Required action: The full set of records is to be reproduced verbatim.

Data supplied:
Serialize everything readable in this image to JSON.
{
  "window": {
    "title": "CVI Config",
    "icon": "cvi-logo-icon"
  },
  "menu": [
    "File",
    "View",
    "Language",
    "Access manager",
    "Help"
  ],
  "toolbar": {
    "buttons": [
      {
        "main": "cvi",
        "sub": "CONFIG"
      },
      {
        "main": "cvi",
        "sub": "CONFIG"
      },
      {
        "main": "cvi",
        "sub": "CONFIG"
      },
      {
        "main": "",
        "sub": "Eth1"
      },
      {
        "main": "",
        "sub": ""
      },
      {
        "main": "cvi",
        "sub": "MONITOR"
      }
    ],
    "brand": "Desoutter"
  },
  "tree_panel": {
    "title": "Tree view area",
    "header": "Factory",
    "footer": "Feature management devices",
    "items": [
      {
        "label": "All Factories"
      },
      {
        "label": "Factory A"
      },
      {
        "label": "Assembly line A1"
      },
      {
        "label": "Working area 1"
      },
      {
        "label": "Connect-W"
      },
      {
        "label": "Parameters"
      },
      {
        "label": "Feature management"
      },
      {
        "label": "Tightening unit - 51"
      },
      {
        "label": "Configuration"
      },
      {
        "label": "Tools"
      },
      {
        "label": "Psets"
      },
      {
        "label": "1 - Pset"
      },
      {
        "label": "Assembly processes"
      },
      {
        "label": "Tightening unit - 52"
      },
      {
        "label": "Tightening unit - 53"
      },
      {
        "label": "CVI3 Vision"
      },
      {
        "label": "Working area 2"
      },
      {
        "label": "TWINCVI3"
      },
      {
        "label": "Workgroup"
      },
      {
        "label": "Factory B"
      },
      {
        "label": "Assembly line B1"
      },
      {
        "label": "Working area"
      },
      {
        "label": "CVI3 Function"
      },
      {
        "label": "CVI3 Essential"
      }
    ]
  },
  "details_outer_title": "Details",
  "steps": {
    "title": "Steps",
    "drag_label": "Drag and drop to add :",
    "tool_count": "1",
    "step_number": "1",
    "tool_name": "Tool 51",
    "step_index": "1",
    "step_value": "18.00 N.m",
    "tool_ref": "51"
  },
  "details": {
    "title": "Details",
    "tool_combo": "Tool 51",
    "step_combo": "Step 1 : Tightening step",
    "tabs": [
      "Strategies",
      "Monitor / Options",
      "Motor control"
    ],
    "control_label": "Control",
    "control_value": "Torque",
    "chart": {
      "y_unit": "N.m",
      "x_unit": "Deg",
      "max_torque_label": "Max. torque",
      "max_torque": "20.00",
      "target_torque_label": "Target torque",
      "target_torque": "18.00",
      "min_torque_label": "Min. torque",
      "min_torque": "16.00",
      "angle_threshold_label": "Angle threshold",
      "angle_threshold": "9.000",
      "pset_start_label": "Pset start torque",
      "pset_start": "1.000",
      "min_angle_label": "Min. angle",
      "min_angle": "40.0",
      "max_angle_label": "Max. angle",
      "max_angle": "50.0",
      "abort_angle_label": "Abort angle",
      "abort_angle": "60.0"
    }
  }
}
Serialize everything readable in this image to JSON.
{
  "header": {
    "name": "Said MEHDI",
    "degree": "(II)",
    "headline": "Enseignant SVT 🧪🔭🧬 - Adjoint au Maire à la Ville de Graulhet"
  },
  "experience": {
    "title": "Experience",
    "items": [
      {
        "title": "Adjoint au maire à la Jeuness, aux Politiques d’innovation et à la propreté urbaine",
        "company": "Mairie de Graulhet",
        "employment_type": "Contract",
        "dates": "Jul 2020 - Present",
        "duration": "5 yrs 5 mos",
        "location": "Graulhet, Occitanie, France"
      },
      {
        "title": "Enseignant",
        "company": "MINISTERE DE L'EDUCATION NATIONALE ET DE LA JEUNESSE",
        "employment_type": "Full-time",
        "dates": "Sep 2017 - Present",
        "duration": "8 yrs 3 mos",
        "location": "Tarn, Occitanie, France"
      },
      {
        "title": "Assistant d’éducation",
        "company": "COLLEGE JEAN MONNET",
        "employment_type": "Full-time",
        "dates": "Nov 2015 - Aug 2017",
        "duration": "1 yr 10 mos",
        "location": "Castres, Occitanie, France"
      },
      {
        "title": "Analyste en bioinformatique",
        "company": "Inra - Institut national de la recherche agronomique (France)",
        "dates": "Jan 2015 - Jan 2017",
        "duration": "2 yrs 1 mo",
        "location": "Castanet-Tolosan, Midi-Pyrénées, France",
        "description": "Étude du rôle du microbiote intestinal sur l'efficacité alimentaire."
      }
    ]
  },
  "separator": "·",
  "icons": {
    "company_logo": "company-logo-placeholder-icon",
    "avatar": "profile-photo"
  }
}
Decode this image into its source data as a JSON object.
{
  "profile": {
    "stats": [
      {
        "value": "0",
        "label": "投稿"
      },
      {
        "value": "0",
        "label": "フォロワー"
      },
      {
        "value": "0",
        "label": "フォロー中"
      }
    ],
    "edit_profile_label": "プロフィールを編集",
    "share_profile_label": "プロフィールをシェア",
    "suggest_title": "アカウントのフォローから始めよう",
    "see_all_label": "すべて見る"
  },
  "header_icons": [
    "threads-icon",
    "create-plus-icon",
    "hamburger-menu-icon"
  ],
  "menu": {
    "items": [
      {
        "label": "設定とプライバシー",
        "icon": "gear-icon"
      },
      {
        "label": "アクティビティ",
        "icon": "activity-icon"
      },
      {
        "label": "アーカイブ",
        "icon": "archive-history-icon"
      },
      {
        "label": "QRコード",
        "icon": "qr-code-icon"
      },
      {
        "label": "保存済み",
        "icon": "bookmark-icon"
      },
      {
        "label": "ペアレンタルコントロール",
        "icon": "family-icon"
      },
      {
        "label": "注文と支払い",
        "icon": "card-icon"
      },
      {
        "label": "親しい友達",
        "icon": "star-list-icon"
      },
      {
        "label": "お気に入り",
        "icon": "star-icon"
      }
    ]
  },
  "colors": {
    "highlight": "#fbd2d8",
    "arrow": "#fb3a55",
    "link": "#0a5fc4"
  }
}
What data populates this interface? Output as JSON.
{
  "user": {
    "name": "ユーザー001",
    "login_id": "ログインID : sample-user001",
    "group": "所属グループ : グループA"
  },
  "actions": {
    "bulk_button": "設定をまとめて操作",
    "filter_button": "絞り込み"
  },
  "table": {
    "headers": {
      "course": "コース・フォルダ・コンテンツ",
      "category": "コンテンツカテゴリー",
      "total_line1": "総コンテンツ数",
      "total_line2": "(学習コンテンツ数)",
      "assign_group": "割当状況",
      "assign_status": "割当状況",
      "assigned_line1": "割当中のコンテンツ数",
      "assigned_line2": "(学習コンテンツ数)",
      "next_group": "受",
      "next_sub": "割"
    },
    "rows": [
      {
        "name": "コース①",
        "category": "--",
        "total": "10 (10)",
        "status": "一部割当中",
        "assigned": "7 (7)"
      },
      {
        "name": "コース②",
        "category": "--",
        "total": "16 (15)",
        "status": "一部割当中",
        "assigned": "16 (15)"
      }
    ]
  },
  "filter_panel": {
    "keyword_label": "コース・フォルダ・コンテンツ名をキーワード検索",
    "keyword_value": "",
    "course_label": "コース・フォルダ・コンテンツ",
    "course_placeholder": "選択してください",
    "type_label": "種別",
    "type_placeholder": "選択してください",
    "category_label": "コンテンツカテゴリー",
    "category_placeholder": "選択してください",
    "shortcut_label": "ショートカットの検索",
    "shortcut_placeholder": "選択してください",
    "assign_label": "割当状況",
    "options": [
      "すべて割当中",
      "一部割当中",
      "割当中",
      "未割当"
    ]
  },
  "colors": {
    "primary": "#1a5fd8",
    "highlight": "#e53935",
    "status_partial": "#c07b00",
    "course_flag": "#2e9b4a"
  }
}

Answer section:
Serialize everything readable in this image to JSON.
{
  "window": {
    "title": "CVI Config",
    "icon": "cvi-logo-icon"
  },
  "menu": [
    "File",
    "View",
    "Language",
    "Access manager",
    "Help"
  ],
  "toolbar": {
    "buttons": [
      {
        "main": "cvi",
        "sub": "CONFIG"
      },
      {
        "main": "cvi",
        "sub": "CONFIG"
      },
      {
        "main": "cvi",
        "sub": "CONFIG"
      },
      {
        "main": "",
        "sub": "Eth1"
      },
      {
        "main": "",
        "sub": ""
      },
      {
        "main": "cvi",
        "sub": "MONITOR"
      }
    ],
    "brand": "Desoutter"
  },
  "tree_panel": {
    "title": "Tree view area",
    "header": "Factory",
    "footer": "Feature management devices",
    "items": [
      {
        "label": "All Factories"
      },
      {
        "label": "Factory A"
      },
      {
        "label": "Assembly line A1"
      },
      {
        "label": "Working area 1"
      },
      {
        "label": "Connect-W"
      },
      {
        "label": "Parameters"
      },
      {
        "label": "Feature management"
      },
      {
        "label": "Tightening unit - 51"
      },
      {
        "label": "Configuration"
      },
      {
        "label": "Tools"
      },
      {
        "label": "Psets"
      },
      {
        "label": "1 - Pset"
      },
      {
        "label": "Assembly processes"
      },
      {
        "label": "Tightening unit - 52"
      },
      {
        "label": "Tightening unit - 53"
      },
      {
        "label": "CVI3 Vision"
      },
      {
        "label": "Working area 2"
      },
      {
        "label": "TWINCVI3"
      },
      {
        "label": "Workgroup"
      },
      {
        "label": "Factory B"
      },
      {
        "label": "Assembly line B1"
      },
      {
        "label": "Working area"
      },
      {
        "label": "CVI3 Function"
      },
      {
        "label": "CVI3 Essential"
      }
    ]
  },
  "details_outer_title": "Details",
  "steps": {
    "title": "Steps",
    "drag_label": "Drag and drop to add :",
    "tool_count": "1",
    "step_number": "1",
    "tool_name": "Tool 51",
    "step_index": "1",
    "step_value": "18.00 N.m",
    "tool_ref": "51"
  },
  "details": {
    "title": "Details",
    "tool_combo": "Tool 51",
    "step_combo": "Step 1 : Tightening step",
    "tabs": [
      "Strategies",
      "Monitor / Options",
      "Motor control"
    ],
    "control_label": "Control",
    "control_value": "Torque",
    "chart": {
      "y_unit": "N.m",
      "x_unit": "Deg",
      "max_torque_label": "Max. torque",
      "max_torque": "20.00",
      "target_torque_label": "Target torque",
      "target_torque": "18.00",
      "min_torque_label": "Min. torque",
      "min_torque": "16.00",
      "angle_threshold_label": "Angle threshold",
      "angle_threshold": "9.000",
      "pset_start_label": "Pset start torque",
      "pset_start": "1.000",
      "min_angle_label": "Min. angle",
      "min_angle": "40.0",
      "max_angle_label": "Max. angle",
      "max_angle": "50.0",
      "abort_angle_label": "Abort angle",
      "abort_angle": "60.0"
    }
  }
}
Serialize everything readable in this image to JSON.
{
  "header": {
    "name": "Said MEHDI",
    "degree": "(II)",
    "headline": "Enseignant SVT 🧪🔭🧬 - Adjoint au Maire à la Ville de Graulhet"
  },
  "experience": {
    "title": "Experience",
    "items": [
      {
        "title": "Adjoint au maire à la Jeuness, aux Politiques d’innovation et à la propreté urbaine",
        "company": "Mairie de Graulhet",
        "employment_type": "Contract",
        "dates": "Jul 2020 - Present",
        "duration": "5 yrs 5 mos",
        "location": "Graulhet, Occitanie, France"
      },
      {
        "title": "Enseignant",
        "company": "MINISTERE DE L'EDUCATION NATIONALE ET DE LA JEUNESSE",
        "employment_type": "Full-time",
        "dates": "Sep 2017 - Present",
        "duration": "8 yrs 3 mos",
        "location": "Tarn, Occitanie, France"
      },
      {
        "title": "Assistant d’éducation",
        "company": "COLLEGE JEAN MONNET",
        "employment_type": "Full-time",
        "dates": "Nov 2015 - Aug 2017",
        "duration": "1 yr 10 mos",
        "location": "Castres, Occitanie, France"
      },
      {
        "title": "Analyste en bioinformatique",
        "company": "Inra - Institut national de la recherche agronomique (France)",
        "dates": "Jan 2015 - Jan 2017",
        "duration": "2 yrs 1 mo",
        "location": "Castanet-Tolosan, Midi-Pyrénées, France",
        "description": "Étude du rôle du microbiote intestinal sur l'efficacité alimentaire."
      }
    ]
  },
  "separator": "·",
  "icons": {
    "company_logo": "company-logo-placeholder-icon",
    "avatar": "profile-photo"
  }
}
Decode this image into its source data as a JSON object.
{
  "profile": {
    "stats": [
      {
        "value": "0",
        "label": "投稿"
      },
      {
        "value": "0",
        "label": "フォロワー"
      },
      {
        "value": "0",
        "label": "フォロー中"
      }
    ],
    "edit_profile_label": "プロフィールを編集",
    "share_profile_label": "プロフィールをシェア",
    "suggest_title": "アカウントのフォローから始めよう",
    "see_all_label": "すべて見る"
  },
  "header_icons": [
    "threads-icon",
    "create-plus-icon",
    "hamburger-menu-icon"
  ],
  "menu": {
    "items": [
      {
        "label": "設定とプライバシー",
        "icon": "gear-icon"
      },
      {
        "label": "アクティビティ",
        "icon": "activity-icon"
      },
      {
        "label": "アーカイブ",
        "icon": "archive-history-icon"
      },
      {
        "label": "QRコード",
        "icon": "qr-code-icon"
      },
      {
        "label": "保存済み",
        "icon": "bookmark-icon"
      },
      {
        "label": "ペアレンタルコントロール",
        "icon": "family-icon"
      },
      {
        "label": "注文と支払い",
        "icon": "card-icon"
      },
      {
        "label": "親しい友達",
        "icon": "star-list-icon"
      },
      {
        "label": "お気に入り",
        "icon": "star-icon"
      }
    ]
  },
  "colors": {
    "highlight": "#fbd2d8",
    "arrow": "#fb3a55",
    "link": "#0a5fc4"
  }
}
What data populates this interface? Output as JSON.
{
  "user": {
    "name": "ユーザー001",
    "login_id": "ログインID : sample-user001",
    "group": "所属グループ : グループA"
  },
  "actions": {
    "bulk_button": "設定をまとめて操作",
    "filter_button": "絞り込み"
  },
  "table": {
    "headers": {
      "course": "コース・フォルダ・コンテンツ",
      "category": "コンテンツカテゴリー",
      "total_line1": "総コンテンツ数",
      "total_line2": "(学習コンテンツ数)",
      "assign_group": "割当状況",
      "assign_status": "割当状況",
      "assigned_line1": "割当中のコンテンツ数",
      "assigned_line2": "(学習コンテンツ数)",
      "next_group": "受",
      "next_sub": "割"
    },
    "rows": [
      {
        "name": "コース①",
        "category": "--",
        "total": "10 (10)",
        "status": "一部割当中",
        "assigned": "7 (7)"
      },
      {
        "name": "コース②",
        "category": "--",
        "total": "16 (15)",
        "status": "一部割当中",
        "assigned": "16 (15)"
      }
    ]
  },
  "filter_panel": {
    "keyword_label": "コース・フォルダ・コンテンツ名をキーワード検索",
    "keyword_value": "",
    "course_label": "コース・フォルダ・コンテンツ",
    "course_placeholder": "選択してください",
    "type_label": "種別",
    "type_placeholder": "選択してください",
    "category_label": "コンテンツカテゴリー",
    "category_placeholder": "選択してください",
    "shortcut_label": "ショートカットの検索",
    "shortcut_placeholder": "選択してください",
    "assign_label": "割当状況",
    "options": [
      "すべて割当中",
      "一部割当中",
      "割当中",
      "未割当"
    ]
  },
  "colors": {
    "primary": "#1a5fd8",
    "highlight": "#e53935",
    "status_partial": "#c07b00",
    "course_flag": "#2e9b4a"
  }
}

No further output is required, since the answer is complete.